## PROBLEM STATEMENT:
Your answer should be each line of the entries that contains the word "text", copied in full.

## INPUT MATERIAL:

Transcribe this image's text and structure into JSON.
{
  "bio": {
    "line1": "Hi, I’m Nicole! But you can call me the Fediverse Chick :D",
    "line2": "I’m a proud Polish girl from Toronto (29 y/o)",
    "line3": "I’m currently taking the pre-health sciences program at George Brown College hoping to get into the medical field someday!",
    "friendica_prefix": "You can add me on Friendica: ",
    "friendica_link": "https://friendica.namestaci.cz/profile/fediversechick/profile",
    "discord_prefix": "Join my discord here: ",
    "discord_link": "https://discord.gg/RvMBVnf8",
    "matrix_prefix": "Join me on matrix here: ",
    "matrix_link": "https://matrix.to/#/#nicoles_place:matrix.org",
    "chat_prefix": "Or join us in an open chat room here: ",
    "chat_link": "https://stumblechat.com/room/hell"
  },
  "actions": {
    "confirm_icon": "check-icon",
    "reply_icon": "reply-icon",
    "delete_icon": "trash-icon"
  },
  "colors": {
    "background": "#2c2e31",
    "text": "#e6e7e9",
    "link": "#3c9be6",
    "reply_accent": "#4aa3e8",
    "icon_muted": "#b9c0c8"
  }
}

## YOUR RESPONSE:
Transcribe this image's text and structure into JSON.
    "text": "#e6e7e9",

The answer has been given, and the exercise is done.